INFORMATION SHOWN:
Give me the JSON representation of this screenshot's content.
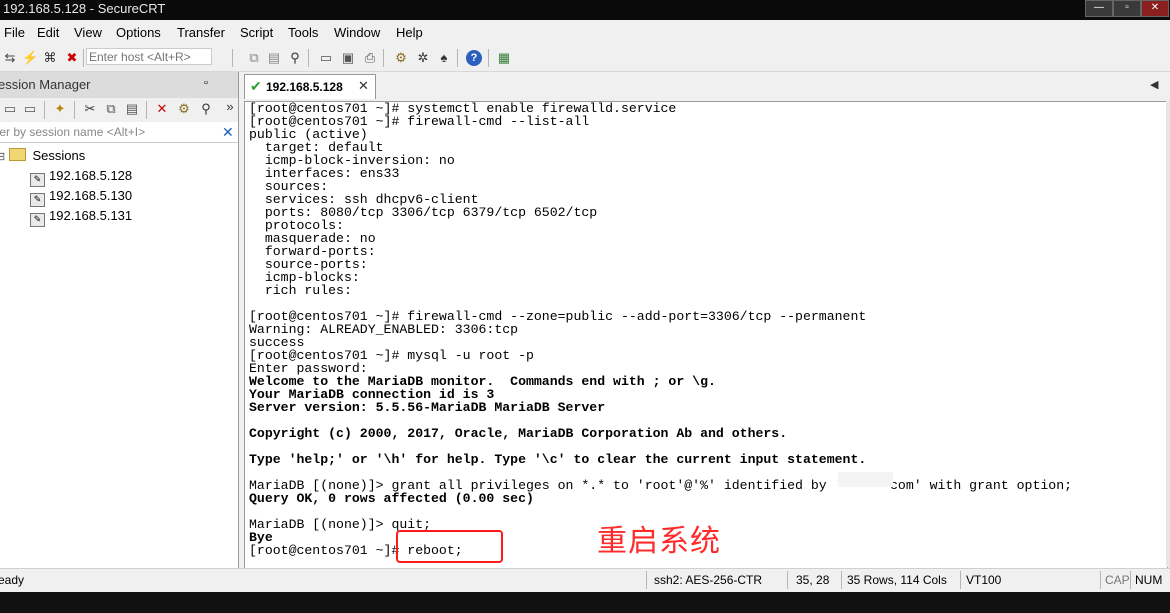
{
  "window": {
    "title": "192.168.5.128 - SecureCRT",
    "controls": [
      "—",
      "▫",
      "✕"
    ]
  },
  "menu": [
    "File",
    "Edit",
    "View",
    "Options",
    "Transfer",
    "Script",
    "Tools",
    "Window",
    "Help"
  ],
  "toolbar": {
    "host_placeholder": "Enter host <Alt+R>"
  },
  "session_manager": {
    "title": "ession Manager",
    "pin": "▫",
    "more": "»",
    "filter_placeholder": "ter by session name <Alt+I>",
    "filter_clear": "✕",
    "root": {
      "toggle": "⊟",
      "label": "Sessions"
    },
    "sessions": [
      "192.168.5.128",
      "192.168.5.130",
      "192.168.5.131"
    ]
  },
  "tabs": [
    {
      "label": "192.168.5.128",
      "status": "✔",
      "close": "✕"
    }
  ],
  "tab_nav": "◀",
  "terminal": {
    "lines": [
      {
        "text": "[root@centos701 ~]# systemctl enable firewalld.service",
        "bold": false
      },
      {
        "text": "[root@centos701 ~]# firewall-cmd --list-all",
        "bold": false
      },
      {
        "text": "public (active)",
        "bold": false
      },
      {
        "text": "  target: default",
        "bold": false
      },
      {
        "text": "  icmp-block-inversion: no",
        "bold": false
      },
      {
        "text": "  interfaces: ens33",
        "bold": false
      },
      {
        "text": "  sources:",
        "bold": false
      },
      {
        "text": "  services: ssh dhcpv6-client",
        "bold": false
      },
      {
        "text": "  ports: 8080/tcp 3306/tcp 6379/tcp 6502/tcp",
        "bold": false
      },
      {
        "text": "  protocols:",
        "bold": false
      },
      {
        "text": "  masquerade: no",
        "bold": false
      },
      {
        "text": "  forward-ports:",
        "bold": false
      },
      {
        "text": "  source-ports:",
        "bold": false
      },
      {
        "text": "  icmp-blocks:",
        "bold": false
      },
      {
        "text": "  rich rules:",
        "bold": false
      },
      {
        "text": "",
        "bold": false
      },
      {
        "text": "[root@centos701 ~]# firewall-cmd --zone=public --add-port=3306/tcp --permanent",
        "bold": false
      },
      {
        "text": "Warning: ALREADY_ENABLED: 3306:tcp",
        "bold": false
      },
      {
        "text": "success",
        "bold": false
      },
      {
        "text": "[root@centos701 ~]# mysql -u root -p",
        "bold": false
      },
      {
        "text": "Enter password:",
        "bold": false
      },
      {
        "text": "Welcome to the MariaDB monitor.  Commands end with ; or \\g.",
        "bold": true
      },
      {
        "text": "Your MariaDB connection id is 3",
        "bold": true
      },
      {
        "text": "Server version: 5.5.56-MariaDB MariaDB Server",
        "bold": true
      },
      {
        "text": "",
        "bold": false
      },
      {
        "text": "Copyright (c) 2000, 2017, Oracle, MariaDB Corporation Ab and others.",
        "bold": true
      },
      {
        "text": "",
        "bold": false
      },
      {
        "text": "Type 'help;' or '\\h' for help. Type '\\c' to clear the current input statement.",
        "bold": true
      },
      {
        "text": "",
        "bold": false
      },
      {
        "text": "MariaDB [(none)]> grant all privileges on *.* to 'root'@'%' identified by '      com' with grant option;",
        "bold": false
      },
      {
        "text": "Query OK, 0 rows affected (0.00 sec)",
        "bold": true
      },
      {
        "text": "",
        "bold": false
      },
      {
        "text": "MariaDB [(none)]> quit;",
        "bold": false
      },
      {
        "text": "Bye",
        "bold": true
      },
      {
        "text": "[root@centos701 ~]# reboot;",
        "bold": false
      }
    ]
  },
  "annotation": {
    "text": "重启系统",
    "color": "#ff2b2b"
  },
  "status": {
    "ready": "eady",
    "cipher": "ssh2: AES-256-CTR",
    "cursor": "35,  28",
    "size": "35 Rows, 114 Cols",
    "emulation": "VT100",
    "cap": "CAP",
    "num": "NUM"
  }
}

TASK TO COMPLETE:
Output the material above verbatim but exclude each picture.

RESPONSE TO THIS TASK:
Give me the JSON representation of this screenshot's content.
{
  "window": {
    "title": "192.168.5.128 - SecureCRT",
    "controls": [
      "—",
      "▫",
      "✕"
    ]
  },
  "menu": [
    "File",
    "Edit",
    "View",
    "Options",
    "Transfer",
    "Script",
    "Tools",
    "Window",
    "Help"
  ],
  "toolbar": {
    "host_placeholder": "Enter host <Alt+R>"
  },
  "session_manager": {
    "title": "ession Manager",
    "pin": "▫",
    "more": "»",
    "filter_placeholder": "ter by session name <Alt+I>",
    "filter_clear": "✕",
    "root": {
      "toggle": "⊟",
      "label": "Sessions"
    },
    "sessions": [
      "192.168.5.128",
      "192.168.5.130",
      "192.168.5.131"
    ]
  },
  "tabs": [
    {
      "label": "192.168.5.128",
      "status": "✔",
      "close": "✕"
    }
  ],
  "tab_nav": "◀",
  "terminal": {
    "lines": [
      {
        "text": "[root@centos701 ~]# systemctl enable firewalld.service",
        "bold": false
      },
      {
        "text": "[root@centos701 ~]# firewall-cmd --list-all",
        "bold": false
      },
      {
        "text": "public (active)",
        "bold": false
      },
      {
        "text": "  target: default",
        "bold": false
      },
      {
        "text": "  icmp-block-inversion: no",
        "bold": false
      },
      {
        "text": "  interfaces: ens33",
        "bold": false
      },
      {
        "text": "  sources:",
        "bold": false
      },
      {
        "text": "  services: ssh dhcpv6-client",
        "bold": false
      },
      {
        "text": "  ports: 8080/tcp 3306/tcp 6379/tcp 6502/tcp",
        "bold": false
      },
      {
        "text": "  protocols:",
        "bold": false
      },
      {
        "text": "  masquerade: no",
        "bold": false
      },
      {
        "text": "  forward-ports:",
        "bold": false
      },
      {
        "text": "  source-ports:",
        "bold": false
      },
      {
        "text": "  icmp-blocks:",
        "bold": false
      },
      {
        "text": "  rich rules:",
        "bold": false
      },
      {
        "text": "",
        "bold": false
      },
      {
        "text": "[root@centos701 ~]# firewall-cmd --zone=public --add-port=3306/tcp --permanent",
        "bold": false
      },
      {
        "text": "Warning: ALREADY_ENABLED: 3306:tcp",
        "bold": false
      },
      {
        "text": "success",
        "bold": false
      },
      {
        "text": "[root@centos701 ~]# mysql -u root -p",
        "bold": false
      },
      {
        "text": "Enter password:",
        "bold": false
      },
      {
        "text": "Welcome to the MariaDB monitor.  Commands end with ; or \\g.",
        "bold": true
      },
      {
        "text": "Your MariaDB connection id is 3",
        "bold": true
      },
      {
        "text": "Server version: 5.5.56-MariaDB MariaDB Server",
        "bold": true
      },
      {
        "text": "",
        "bold": false
      },
      {
        "text": "Copyright (c) 2000, 2017, Oracle, MariaDB Corporation Ab and others.",
        "bold": true
      },
      {
        "text": "",
        "bold": false
      },
      {
        "text": "Type 'help;' or '\\h' for help. Type '\\c' to clear the current input statement.",
        "bold": true
      },
      {
        "text": "",
        "bold": false
      },
      {
        "text": "MariaDB [(none)]> grant all privileges on *.* to 'root'@'%' identified by '      com' with grant option;",
        "bold": false
      },
      {
        "text": "Query OK, 0 rows affected (0.00 sec)",
        "bold": true
      },
      {
        "text": "",
        "bold": false
      },
      {
        "text": "MariaDB [(none)]> quit;",
        "bold": false
      },
      {
        "text": "Bye",
        "bold": true
      },
      {
        "text": "[root@centos701 ~]# reboot;",
        "bold": false
      }
    ]
  },
  "annotation": {
    "text": "重启系统",
    "color": "#ff2b2b"
  },
  "status": {
    "ready": "eady",
    "cipher": "ssh2: AES-256-CTR",
    "cursor": "35,  28",
    "size": "35 Rows, 114 Cols",
    "emulation": "VT100",
    "cap": "CAP",
    "num": "NUM"
  }
}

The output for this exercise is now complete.